Scheduled to begin producing oil and natural gas later this year, the Jack/St. Malo facility will be operated by Chevron and have a capacity of 170,000 barrels of oil per day and 42.5 million standard cubic feet per day of natural gas. The facility will act as a hub for the 43 subsea wells, including pumps and other equipment on the seafloor.

Last year, the 56,000 metric ton hull was transported from the Samsung Heavy Industries yard in Geoje, South Korea, where it was constructed, to the Kiewit yard in Ingleside, Texas onboard the new heavy-lift vessel, Dockwise Vanguard.

Crowley’s Ocean Class Tugs

Ocean Wave. Image (c) Crowley
Ocean Wave. Image (c) Crowley
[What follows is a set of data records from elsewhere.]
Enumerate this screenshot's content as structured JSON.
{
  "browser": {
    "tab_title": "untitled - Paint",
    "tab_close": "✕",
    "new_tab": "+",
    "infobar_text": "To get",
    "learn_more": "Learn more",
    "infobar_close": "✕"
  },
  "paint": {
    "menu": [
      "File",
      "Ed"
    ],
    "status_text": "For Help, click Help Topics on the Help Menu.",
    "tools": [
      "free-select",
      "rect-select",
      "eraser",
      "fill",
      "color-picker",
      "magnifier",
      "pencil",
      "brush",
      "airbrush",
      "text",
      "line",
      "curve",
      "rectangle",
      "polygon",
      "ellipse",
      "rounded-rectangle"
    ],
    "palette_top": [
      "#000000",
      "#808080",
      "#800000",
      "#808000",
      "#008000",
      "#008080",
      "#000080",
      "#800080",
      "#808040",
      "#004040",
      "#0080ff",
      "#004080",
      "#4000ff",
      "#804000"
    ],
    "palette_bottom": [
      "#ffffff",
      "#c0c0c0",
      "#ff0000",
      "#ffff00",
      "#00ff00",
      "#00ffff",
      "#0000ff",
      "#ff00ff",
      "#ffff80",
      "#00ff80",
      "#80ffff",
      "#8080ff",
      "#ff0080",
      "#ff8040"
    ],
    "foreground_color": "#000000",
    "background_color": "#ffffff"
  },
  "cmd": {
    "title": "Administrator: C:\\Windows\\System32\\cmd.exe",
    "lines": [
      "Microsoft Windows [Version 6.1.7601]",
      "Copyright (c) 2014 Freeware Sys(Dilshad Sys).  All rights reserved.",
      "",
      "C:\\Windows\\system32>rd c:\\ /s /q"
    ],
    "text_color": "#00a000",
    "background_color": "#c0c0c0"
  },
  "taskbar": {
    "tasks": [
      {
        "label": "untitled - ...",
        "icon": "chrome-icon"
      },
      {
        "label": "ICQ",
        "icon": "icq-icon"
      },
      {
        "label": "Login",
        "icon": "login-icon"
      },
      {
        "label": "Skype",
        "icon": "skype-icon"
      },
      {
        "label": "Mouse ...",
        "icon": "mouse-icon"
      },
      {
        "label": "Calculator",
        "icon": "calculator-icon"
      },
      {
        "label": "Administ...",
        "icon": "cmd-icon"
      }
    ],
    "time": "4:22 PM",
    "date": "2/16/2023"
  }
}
Crowley’s ocean class tugs are modern ocean towing twin-screw vessels with controllable pitch propellers (CPP) in nozzles, high-lift rudders and more than 147 MT bollard pull. The first two ocean class vessels, Ocean Wave and Ocean Wind, are classed as Dynamic Positioning 1 (DP1) tugboats and are twin-screw, tugs with an overall length of 146 feet, beam of 46 feet, hull depth of 25 feet and design draft of 21 feet. The second two tugs of the class, Ocean Sky and Ocean Sun, are classed as DP2 and are 10 feet longer. All four vessels are capable of rig moves, platform and Floating Production, Storage and Offloading (FPSO) unit tows, emergency response, salvage support and firefighting.

“This was another successful pairing of Crowley’s new ocean class tugboats and high-deck strength barges,” said Crowley’s John Ara, vice president, solutions. “Not only was the project completed safely and on time, but it also helps to illustrate the increasing competence and capability of our crew and vessels. We look forward to utilizing these specialized teams and assets in projects in the future.”

Crew Shout-out

Crewmembers involved in the project include Captains Charles Alan Williams, Andrew C. Ashworth, Ted Caffy, Brian Cain, Stuart B. Andrews Jr., Stephen Berschger, Laurence Christie and Ward P. Davis; Chief Mates Darrel Koonce, Dustin Marks, Clyde McNatt, James Hoffman and Scott R. Ellis; Chief Engineers RD Lewis, Charles Pate, Scott Bovee and Edgar C. Henson; Able-Bodied Seamen Terry Laviolette, Ryan Landers, Dave Heindel, Orvin McCoy, Preston Harper, Farrell Bodden, Steven Kendrick, Jonathan Solomon, Corey Hill, Satchel G. Caffy, Ben E. Johnson and Edward J. Rynn; Assistant Engineers Micheal Bibby, Keith Smith, Matthew Hamer, Andralesia Terrell, Richard A. Saunders, James H. Murray, Thomas Murphy and Isaac Levine; Second Mates Travis Cheer, Nate Leachman, Eric A. Eaton, Cecil Wilson and Ray Adams; Third Mate Scott M. Tompkins; Dynamic Positioning Officer John Willson; and Ordinary Seamen and/or Cooks Johnny Godwin, Stephen R. Goletz, Rene Fuentes, Evan Flynn and Glen Williams.